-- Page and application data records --
━━━

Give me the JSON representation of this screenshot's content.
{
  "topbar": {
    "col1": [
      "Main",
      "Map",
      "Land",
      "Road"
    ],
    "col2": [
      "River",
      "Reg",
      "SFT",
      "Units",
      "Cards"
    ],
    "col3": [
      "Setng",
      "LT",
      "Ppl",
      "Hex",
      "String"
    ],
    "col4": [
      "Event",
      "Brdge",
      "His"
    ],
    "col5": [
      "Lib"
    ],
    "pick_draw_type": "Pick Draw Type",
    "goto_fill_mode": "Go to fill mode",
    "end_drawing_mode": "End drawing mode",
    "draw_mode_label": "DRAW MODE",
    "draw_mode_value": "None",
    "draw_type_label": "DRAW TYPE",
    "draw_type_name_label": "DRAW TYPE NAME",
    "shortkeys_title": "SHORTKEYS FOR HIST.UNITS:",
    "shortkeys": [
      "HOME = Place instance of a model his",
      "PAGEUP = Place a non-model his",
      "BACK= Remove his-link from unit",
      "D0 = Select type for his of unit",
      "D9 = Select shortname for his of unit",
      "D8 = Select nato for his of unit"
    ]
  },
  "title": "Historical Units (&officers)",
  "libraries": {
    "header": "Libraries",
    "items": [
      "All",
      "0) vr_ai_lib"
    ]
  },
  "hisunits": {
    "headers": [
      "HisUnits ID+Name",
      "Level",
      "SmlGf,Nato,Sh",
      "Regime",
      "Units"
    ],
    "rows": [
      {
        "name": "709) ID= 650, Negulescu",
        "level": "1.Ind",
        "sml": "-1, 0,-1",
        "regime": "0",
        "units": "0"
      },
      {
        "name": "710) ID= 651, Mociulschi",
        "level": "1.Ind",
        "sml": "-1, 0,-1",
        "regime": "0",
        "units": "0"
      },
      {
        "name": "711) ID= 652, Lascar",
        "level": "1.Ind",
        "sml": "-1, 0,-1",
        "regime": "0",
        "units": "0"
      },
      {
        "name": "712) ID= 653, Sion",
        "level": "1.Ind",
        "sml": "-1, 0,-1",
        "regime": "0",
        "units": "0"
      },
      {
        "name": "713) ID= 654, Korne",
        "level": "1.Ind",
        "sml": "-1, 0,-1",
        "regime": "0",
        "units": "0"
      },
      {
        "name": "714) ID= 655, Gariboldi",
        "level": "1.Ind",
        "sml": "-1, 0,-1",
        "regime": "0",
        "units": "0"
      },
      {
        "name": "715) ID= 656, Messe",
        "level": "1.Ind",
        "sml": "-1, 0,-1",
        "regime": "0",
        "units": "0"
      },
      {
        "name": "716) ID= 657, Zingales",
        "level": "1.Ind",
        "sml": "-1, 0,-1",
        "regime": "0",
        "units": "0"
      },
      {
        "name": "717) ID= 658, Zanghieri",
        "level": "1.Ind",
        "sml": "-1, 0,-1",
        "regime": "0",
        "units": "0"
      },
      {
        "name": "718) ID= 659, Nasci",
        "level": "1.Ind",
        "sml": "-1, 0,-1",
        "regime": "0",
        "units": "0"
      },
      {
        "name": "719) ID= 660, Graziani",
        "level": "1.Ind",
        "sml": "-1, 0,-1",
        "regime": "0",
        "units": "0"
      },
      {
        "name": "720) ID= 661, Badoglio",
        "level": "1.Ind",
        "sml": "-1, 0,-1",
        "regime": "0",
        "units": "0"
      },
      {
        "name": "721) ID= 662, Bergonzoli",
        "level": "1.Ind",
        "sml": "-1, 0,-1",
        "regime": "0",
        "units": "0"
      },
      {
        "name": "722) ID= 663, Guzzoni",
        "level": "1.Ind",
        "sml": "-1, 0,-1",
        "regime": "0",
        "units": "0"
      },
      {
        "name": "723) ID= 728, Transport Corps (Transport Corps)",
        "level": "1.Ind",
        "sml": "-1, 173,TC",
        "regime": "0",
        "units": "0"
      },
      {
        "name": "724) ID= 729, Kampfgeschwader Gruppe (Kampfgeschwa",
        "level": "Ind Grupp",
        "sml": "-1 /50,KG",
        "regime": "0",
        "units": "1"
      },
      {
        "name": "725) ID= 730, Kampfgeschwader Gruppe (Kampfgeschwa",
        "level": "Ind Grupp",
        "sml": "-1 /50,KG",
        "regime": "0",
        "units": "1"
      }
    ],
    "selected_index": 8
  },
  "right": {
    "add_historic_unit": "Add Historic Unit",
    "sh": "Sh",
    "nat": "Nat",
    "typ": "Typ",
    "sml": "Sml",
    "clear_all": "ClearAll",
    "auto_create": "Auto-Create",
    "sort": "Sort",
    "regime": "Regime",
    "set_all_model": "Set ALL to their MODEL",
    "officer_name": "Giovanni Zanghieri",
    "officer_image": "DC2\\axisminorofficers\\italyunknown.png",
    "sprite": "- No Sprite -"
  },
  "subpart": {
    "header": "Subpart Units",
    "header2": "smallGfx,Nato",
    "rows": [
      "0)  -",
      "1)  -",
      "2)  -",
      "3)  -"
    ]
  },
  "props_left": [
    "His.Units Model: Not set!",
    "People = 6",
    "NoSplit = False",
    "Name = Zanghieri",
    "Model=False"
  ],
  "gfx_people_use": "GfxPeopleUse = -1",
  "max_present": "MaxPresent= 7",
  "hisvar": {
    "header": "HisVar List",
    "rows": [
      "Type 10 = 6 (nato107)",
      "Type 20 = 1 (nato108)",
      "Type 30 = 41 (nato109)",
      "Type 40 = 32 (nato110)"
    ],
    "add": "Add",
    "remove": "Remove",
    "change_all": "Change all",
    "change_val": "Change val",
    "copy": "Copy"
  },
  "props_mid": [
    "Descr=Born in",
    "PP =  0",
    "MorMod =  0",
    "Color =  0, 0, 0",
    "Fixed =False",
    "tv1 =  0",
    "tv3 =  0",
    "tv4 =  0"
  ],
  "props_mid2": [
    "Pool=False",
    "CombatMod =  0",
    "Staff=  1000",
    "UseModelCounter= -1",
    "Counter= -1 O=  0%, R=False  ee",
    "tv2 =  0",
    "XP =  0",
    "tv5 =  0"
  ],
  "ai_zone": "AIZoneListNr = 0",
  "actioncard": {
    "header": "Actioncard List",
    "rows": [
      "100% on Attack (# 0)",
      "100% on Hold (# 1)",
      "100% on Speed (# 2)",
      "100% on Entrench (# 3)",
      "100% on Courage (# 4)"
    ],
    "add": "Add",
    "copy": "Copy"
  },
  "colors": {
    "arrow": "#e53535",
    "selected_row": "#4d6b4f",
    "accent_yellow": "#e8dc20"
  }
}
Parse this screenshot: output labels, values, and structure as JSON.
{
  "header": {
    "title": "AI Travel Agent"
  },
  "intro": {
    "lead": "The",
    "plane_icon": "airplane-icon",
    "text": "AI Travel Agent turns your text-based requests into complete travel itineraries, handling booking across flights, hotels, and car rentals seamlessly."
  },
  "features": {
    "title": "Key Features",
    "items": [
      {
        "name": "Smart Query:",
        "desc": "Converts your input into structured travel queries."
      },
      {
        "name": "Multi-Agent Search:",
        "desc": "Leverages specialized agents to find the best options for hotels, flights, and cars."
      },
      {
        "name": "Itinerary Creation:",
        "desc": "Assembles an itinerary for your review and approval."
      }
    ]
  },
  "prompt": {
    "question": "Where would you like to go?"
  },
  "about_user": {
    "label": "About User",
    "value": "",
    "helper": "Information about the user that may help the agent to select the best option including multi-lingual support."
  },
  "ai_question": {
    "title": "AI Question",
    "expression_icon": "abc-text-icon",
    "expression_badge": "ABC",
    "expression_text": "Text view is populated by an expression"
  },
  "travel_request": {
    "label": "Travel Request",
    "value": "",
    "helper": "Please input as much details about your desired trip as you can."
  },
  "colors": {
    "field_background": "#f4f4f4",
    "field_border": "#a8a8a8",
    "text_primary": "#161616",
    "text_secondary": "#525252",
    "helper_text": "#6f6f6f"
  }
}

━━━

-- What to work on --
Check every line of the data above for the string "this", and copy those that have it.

-- Answer space --
Give me the JSON representation of this screenshot's content.
Parse this screenshot: output labels, values, and structure as JSON.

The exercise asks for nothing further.